Just because you want to homeschool, don’t think you have to do it all alone. If you think you can’t handle high school chemistry or calculus, you don’t have to. You can always use a homeschool co-op, or a tutor, an online class, or you and a friend can swap off teaching your kids the subjects you are most comfortable with. You can even send your teenager to a local college where he can earn college credit and high school credit at the same time. There are tons of options.

What about socialization? You can get plenty of that in the neighborhood, at church, playing sports…yes, sports! Most local homeschool co-ops have sports teams that actually play in real leagues, with private schools. My high school age son will be playing football this fall at the high school we are zoned for. Here in South Carolina you can participate in almost all extra-curricular activities. It is legal…all you have to do is fill out some forms.

When I meet someone new, and they find out I homeschool, I get one of two reactions. Either, “Oh, I do, too!” or “There is no way I would ever do that!”. Homeschooling isn’t for everyone. I know that homeschooling is a weird, unnatural, and seemingly crazy concept to most people. It isn’t as terrifying as you think. Every day I realize more and more advantages to this unnatural way of life. It can really be a great experience for your child, and for you.

Kary

Sometimes I link to:

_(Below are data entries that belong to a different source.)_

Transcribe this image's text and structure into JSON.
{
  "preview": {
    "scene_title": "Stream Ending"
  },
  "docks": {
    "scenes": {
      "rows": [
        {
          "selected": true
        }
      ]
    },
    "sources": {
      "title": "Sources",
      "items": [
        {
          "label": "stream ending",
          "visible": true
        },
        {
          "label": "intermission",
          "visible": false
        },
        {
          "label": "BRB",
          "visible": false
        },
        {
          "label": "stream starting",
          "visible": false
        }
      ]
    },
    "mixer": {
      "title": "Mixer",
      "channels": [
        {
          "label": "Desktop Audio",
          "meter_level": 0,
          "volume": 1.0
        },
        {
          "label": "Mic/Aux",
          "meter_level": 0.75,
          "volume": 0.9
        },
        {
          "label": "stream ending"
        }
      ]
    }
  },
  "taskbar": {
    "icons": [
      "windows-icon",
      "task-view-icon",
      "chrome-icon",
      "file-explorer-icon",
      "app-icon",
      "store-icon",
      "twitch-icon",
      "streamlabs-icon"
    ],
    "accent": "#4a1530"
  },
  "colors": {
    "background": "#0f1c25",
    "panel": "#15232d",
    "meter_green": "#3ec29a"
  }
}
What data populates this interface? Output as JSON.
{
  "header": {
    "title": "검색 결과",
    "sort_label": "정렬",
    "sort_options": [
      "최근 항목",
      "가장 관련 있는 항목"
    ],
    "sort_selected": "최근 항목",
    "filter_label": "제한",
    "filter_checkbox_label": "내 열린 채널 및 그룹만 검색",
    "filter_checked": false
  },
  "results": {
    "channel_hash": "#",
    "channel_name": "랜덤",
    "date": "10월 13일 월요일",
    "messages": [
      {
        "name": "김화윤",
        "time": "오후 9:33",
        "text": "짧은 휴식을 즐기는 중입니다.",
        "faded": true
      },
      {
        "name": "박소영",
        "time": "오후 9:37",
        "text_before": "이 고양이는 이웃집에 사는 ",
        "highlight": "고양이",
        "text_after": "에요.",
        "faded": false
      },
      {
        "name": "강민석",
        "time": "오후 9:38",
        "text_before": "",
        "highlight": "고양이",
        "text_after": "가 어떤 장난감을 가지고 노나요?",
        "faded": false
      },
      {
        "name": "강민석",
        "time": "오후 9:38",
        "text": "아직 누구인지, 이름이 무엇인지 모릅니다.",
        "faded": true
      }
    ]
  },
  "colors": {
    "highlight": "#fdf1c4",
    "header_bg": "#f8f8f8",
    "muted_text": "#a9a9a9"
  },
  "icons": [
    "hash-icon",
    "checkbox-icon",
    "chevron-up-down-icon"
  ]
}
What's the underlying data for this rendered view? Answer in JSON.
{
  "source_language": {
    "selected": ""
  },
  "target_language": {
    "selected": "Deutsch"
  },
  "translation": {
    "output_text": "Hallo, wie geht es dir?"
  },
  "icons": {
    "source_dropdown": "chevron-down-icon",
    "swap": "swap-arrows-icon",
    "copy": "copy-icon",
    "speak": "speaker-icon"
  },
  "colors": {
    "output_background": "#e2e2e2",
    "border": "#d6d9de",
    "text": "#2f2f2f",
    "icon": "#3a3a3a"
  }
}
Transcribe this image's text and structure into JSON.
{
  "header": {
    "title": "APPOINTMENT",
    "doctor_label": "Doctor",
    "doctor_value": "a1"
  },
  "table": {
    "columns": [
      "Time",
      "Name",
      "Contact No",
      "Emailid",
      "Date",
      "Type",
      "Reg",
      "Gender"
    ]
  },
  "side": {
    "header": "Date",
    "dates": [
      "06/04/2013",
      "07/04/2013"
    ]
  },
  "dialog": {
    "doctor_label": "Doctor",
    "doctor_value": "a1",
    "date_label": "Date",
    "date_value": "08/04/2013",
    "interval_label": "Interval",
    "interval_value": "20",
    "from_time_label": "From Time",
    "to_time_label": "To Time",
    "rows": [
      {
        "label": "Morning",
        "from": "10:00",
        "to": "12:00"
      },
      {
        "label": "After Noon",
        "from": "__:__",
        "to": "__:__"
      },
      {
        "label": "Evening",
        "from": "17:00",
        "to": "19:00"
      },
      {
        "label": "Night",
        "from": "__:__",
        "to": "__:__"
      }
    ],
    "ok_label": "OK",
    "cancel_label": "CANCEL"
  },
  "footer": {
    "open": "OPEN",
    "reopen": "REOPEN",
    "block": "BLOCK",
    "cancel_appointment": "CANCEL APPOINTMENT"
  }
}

Monday: Skip to my Lou, Between Naps on the Porch, Jam Hands, Home Stories A-Z, How to Nest for Less, Today’s Creative Blog, Thrifty Décor Chick, Not Just a Housewife, Boogieboard Cottage,Time Warp Wife, Chef In Training, The Ivy Cottage Blog, Holly’s Stamping Addiction, Serendipity and Spice, Homestead Revival

Tuesday: Bowl Full of Lemons, Organize & Decorate Everything, Primitive and Proper, homework, Tilly’s Nest, Elizabeth & Co., Uncommon Slice of Suburbia, Project Queen, Sugar Bee Crafts, Time Warp Wife, Coastal Charm, The DIY Dreamer

Wednesday: House of Hepworths, Shabby Creek Cottage, Ivy and Elephants, Someday Crafts, the 36th Avenue, Southern Lovely, seven thirty-three, Semi-Homemade Mom, The Real Housewives of Riverton, lil pink pocket, Stone Gable, No Minimalist Here, A Creative Princess

Thursday: The Coloradolady, Common Ground,Five Days Five Ways , My Romantic Home, Delightful Order, Imparting Grace, My Repurposed Life, Liz Marie Blog, Redoux,

Friday: Tatertots & Jello, Funky Junk Interiors, Six Sisters Stuff, Serenity Now, Whipperberry, Nap Time Crafters, Sew Many Ways, Fox Hollow Cottage

Saturday: Positively Splendid

Sunday: Alderberry Hill, Flour Me With Love, Stone Gable, This Gal Cooks, Nifty, Thrifty Things